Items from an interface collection
:::::
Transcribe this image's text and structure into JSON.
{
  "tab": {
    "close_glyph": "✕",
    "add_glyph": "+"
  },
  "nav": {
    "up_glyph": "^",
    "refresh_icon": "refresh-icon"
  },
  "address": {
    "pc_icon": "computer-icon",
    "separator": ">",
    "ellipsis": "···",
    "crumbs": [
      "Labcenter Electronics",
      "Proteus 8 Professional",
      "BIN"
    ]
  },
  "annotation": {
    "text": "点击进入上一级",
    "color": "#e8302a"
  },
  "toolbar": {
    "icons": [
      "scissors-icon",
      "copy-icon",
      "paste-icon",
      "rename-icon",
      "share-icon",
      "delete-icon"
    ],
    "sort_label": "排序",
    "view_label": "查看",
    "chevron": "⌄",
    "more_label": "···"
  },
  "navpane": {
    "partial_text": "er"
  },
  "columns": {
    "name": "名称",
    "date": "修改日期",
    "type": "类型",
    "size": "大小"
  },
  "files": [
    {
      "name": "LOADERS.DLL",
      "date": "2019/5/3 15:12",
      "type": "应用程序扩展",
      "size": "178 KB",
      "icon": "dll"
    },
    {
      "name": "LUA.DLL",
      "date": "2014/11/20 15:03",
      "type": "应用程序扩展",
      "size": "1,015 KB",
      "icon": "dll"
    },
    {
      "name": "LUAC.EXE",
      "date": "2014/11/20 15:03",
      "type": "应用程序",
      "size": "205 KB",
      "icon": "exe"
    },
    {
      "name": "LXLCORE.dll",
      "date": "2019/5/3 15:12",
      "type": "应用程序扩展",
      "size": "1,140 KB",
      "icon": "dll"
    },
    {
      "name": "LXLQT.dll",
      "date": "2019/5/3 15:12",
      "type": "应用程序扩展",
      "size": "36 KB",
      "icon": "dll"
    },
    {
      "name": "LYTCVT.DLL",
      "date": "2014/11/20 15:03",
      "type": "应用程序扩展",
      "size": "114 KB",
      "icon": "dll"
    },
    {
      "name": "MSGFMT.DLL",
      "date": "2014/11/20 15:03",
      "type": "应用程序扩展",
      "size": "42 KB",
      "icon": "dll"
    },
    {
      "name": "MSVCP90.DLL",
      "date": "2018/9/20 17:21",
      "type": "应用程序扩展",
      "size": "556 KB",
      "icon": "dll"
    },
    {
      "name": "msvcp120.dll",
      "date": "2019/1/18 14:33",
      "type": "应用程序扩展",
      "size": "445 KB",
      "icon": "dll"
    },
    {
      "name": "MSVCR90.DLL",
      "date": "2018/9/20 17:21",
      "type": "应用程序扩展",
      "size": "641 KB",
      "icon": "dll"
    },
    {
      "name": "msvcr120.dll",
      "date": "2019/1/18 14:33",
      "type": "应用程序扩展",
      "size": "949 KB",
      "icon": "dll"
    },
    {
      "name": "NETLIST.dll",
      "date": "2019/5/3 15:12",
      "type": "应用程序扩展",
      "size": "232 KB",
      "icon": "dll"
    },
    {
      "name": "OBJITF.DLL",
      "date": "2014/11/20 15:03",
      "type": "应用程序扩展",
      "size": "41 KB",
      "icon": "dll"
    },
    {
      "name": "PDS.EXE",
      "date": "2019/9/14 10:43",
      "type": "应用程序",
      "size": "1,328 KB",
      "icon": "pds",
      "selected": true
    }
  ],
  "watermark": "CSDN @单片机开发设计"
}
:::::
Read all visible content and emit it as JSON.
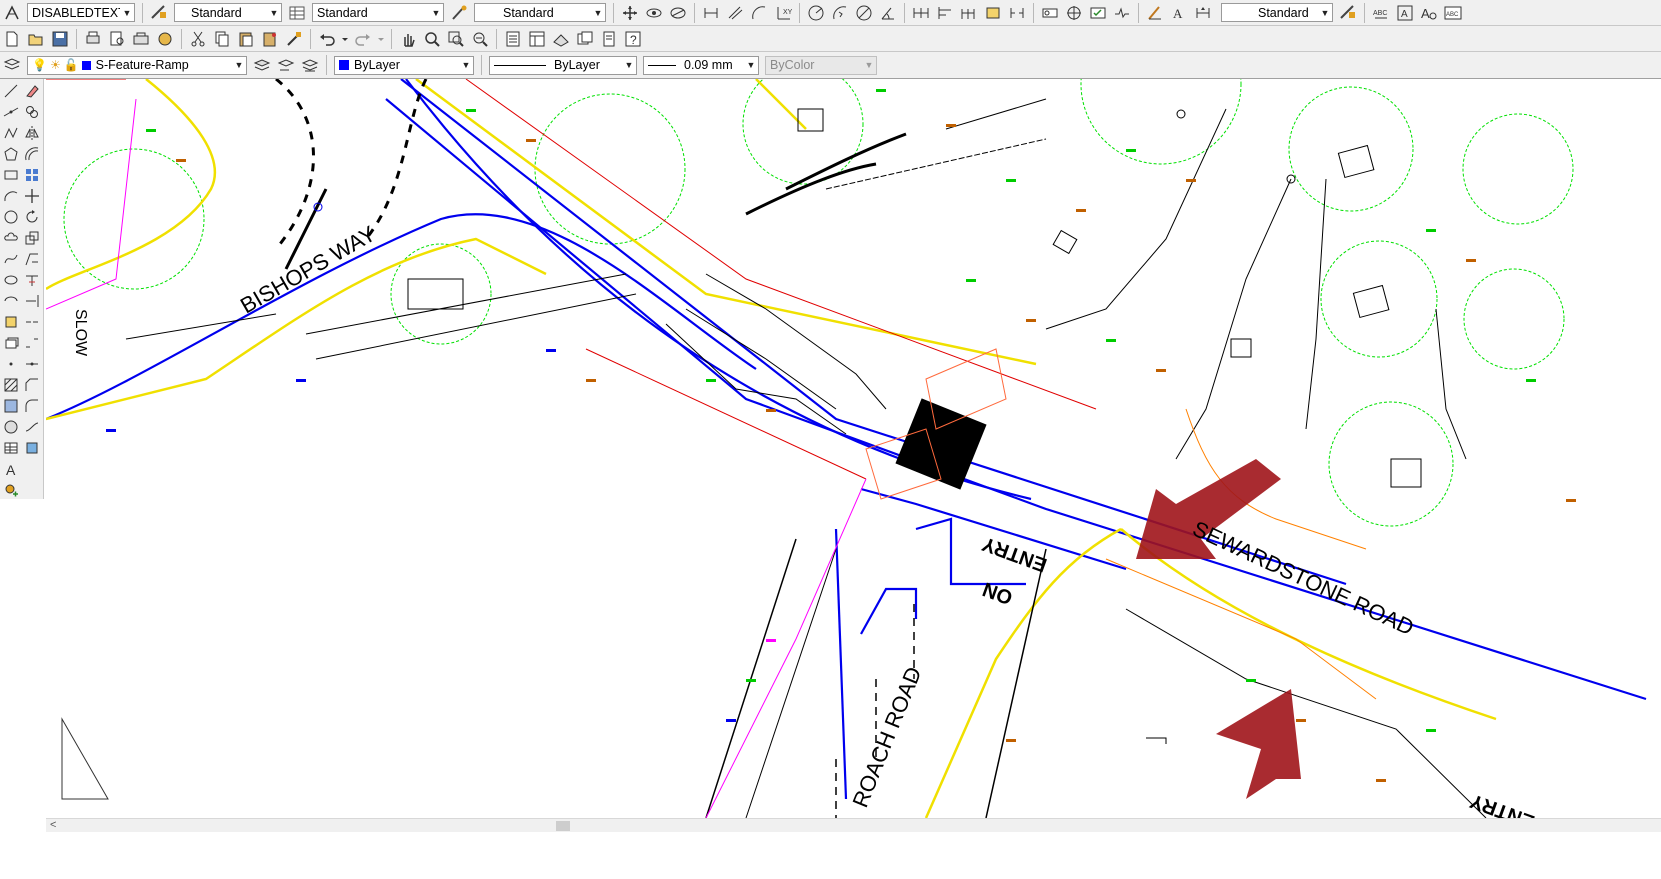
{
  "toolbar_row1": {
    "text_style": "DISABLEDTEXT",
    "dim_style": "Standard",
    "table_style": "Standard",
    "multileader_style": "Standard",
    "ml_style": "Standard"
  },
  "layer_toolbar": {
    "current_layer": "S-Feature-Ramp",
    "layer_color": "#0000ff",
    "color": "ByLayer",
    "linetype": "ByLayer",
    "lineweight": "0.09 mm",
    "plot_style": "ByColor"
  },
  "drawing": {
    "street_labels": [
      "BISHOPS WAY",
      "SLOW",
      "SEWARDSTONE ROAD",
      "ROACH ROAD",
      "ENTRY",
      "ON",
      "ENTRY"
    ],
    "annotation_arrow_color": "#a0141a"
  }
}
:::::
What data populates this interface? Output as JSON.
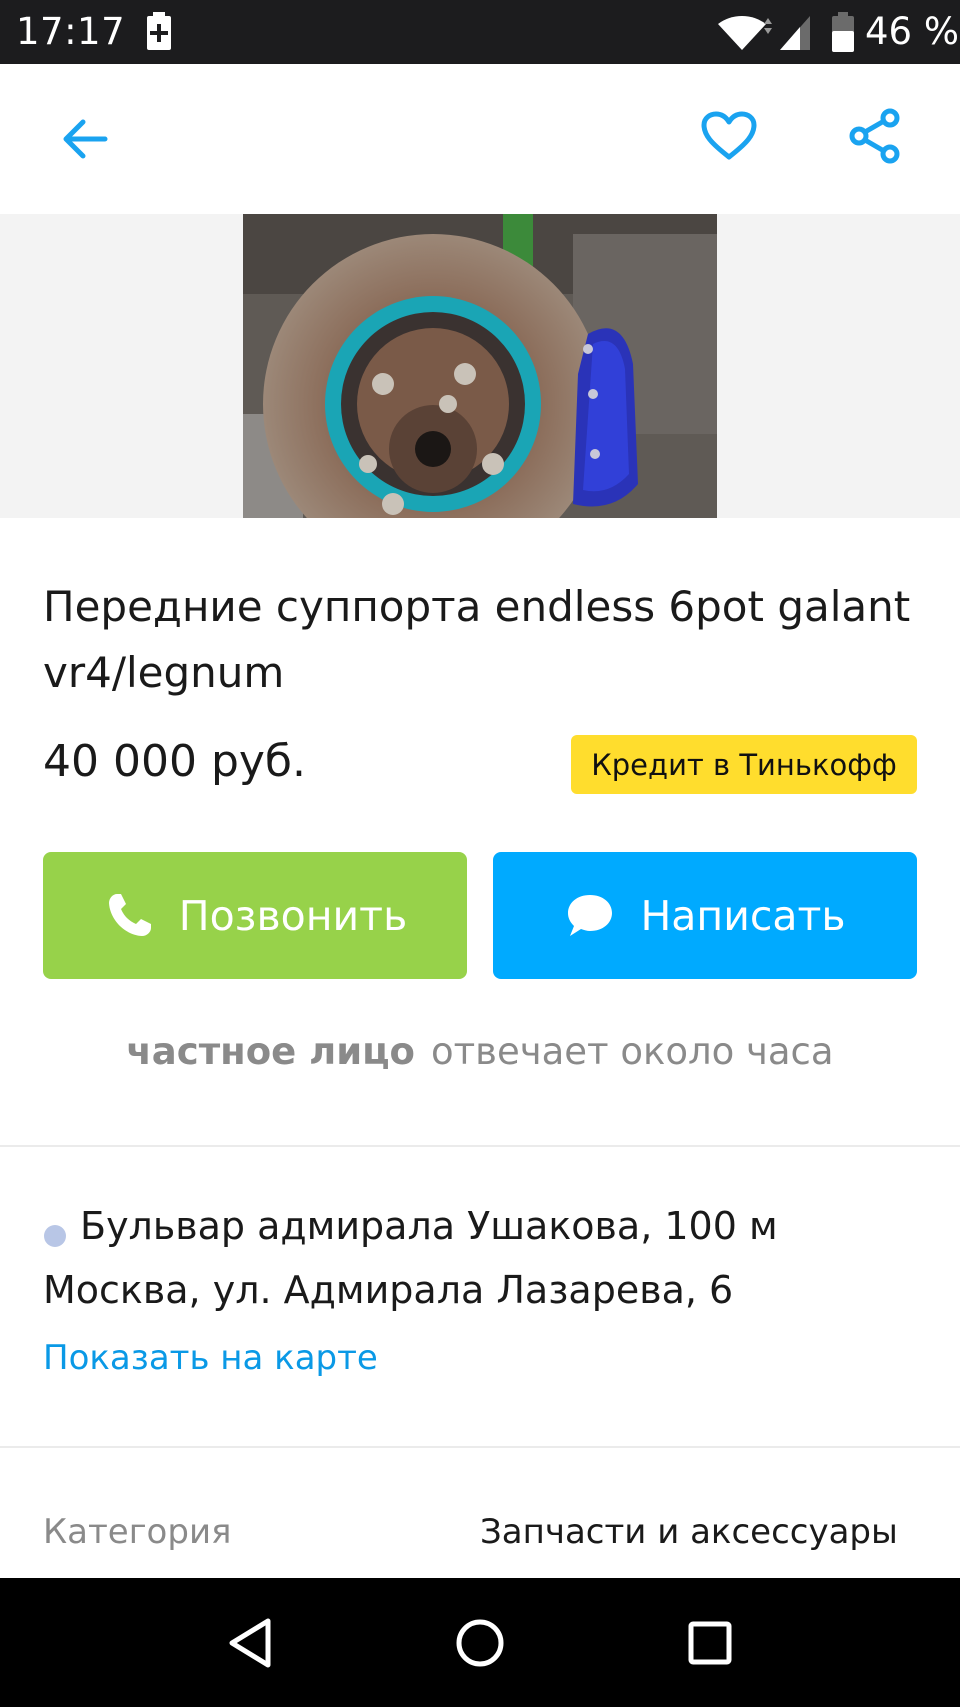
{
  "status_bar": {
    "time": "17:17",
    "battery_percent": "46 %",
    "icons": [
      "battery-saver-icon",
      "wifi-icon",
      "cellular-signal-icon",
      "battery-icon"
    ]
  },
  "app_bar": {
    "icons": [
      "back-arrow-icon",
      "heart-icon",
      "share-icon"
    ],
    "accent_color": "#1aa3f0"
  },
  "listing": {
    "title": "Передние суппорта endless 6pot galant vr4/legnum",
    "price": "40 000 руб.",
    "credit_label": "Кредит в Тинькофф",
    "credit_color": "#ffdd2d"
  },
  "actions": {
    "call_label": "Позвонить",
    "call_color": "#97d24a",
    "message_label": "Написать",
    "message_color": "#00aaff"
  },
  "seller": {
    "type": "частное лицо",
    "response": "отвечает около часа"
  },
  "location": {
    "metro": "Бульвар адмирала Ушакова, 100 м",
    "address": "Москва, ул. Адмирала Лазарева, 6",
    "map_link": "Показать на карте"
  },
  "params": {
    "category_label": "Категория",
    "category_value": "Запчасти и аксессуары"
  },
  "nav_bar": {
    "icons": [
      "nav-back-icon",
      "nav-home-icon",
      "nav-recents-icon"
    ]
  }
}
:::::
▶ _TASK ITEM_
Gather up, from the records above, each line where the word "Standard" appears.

▶ _TASK RESULT_
    "dim_style": "Standard",
    "table_style": "Standard",
    "multileader_style": "Standard",
    "ml_style": "Standard"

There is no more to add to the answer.